Thief ordered to pay $79,000 in restitution

Hickman, now serving time, defrauded elderly couple after becoming trustee

Kimberly Hickman

Kimberly Hickman

KINGMAN - A local woman found guilty last fall of defrauding an elderly couple has been ordered to repay $79,000 in restitution.

That's on top of a $1.2 million civil judgment against 51-year-old Kimberly Hickman, who is serving out a four-year prison sentence after being convicted by a jury last September.

The restitution judgment was entered by Judge Steven Conn on behalf of the family of Andrew and Opal Morabeto.
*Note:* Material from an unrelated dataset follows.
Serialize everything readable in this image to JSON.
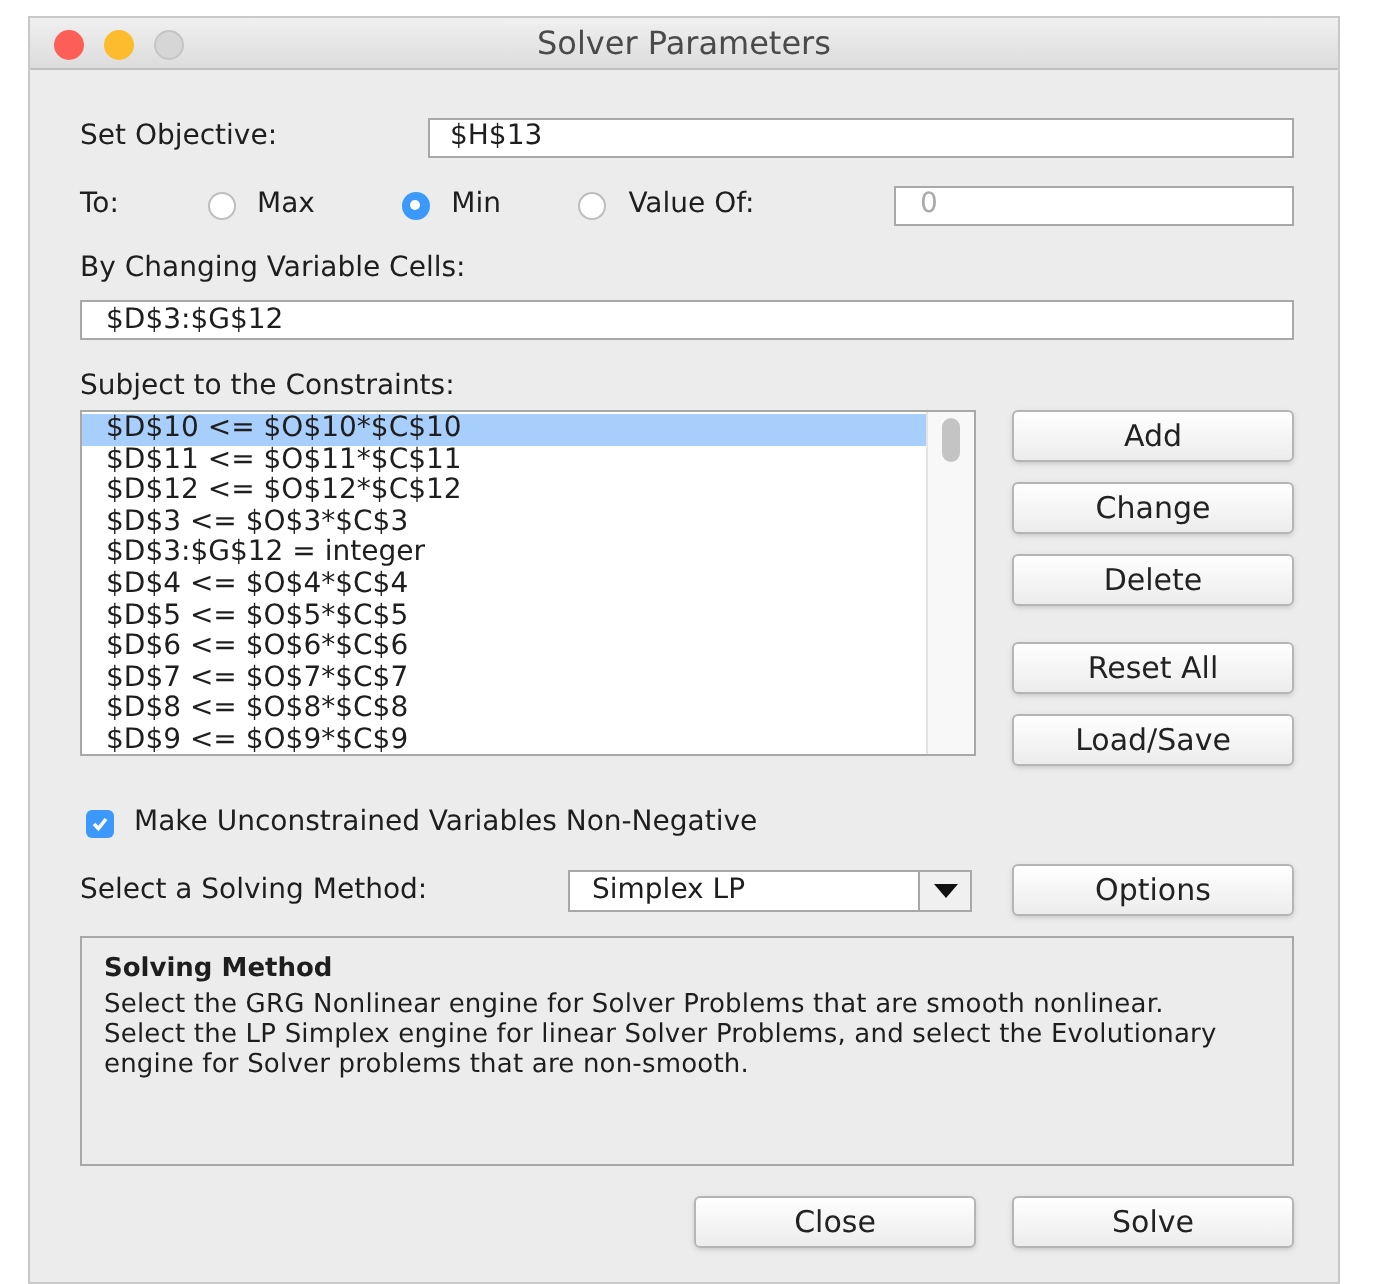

Hickman had served as the couple's caregiver after meeting them in June 2005. A month and a half later, she became the trustee of their estate.

Hickman was charged with theft of more than $25,000, even though Prosecutor Jace Zack said the amount stolen totaled much more than that.

Zack said he could only file a criminal complaint for the money taken following the death of Andrew Morabeto.

Andrew's death negated his signature on a letter authorizing Hickman to write checks for the Morabetos and Hickman at her discretion.

Opal's signature was not valid since she did not have the legal ability to enter into such an agreement because she was suffering from Alzheimer's.

During trial, Zack presented evidence that pointed to misuse and abuse of the Morabeto's money at the hands of Hickman, including using their money to pay off the mortgage on her home on Potter Avenue.

After Hickman's conviction, her family was served notice to vacate the property, and a constructive trust was put on the home in the Morabeto family's name.

Zack said that after Andrew's death, Hickman had moved Opal out of her home and sent her to live with a friend. Hickman then reportedly moved her daughter into Opal's home.

Hickman also used the Morabeto's money to make a $20,000 donation to her church, First Assembly of God.

Pastor Dan Briles said he and Opal's family worked out an arrangement to cover her expenses and that more than $10,000 of Hickman's original donation has been repaid.

It is not clear how much of the civil judgment, which was awarded by Judge Randolph Bartlett in civil proceedings, has been paid.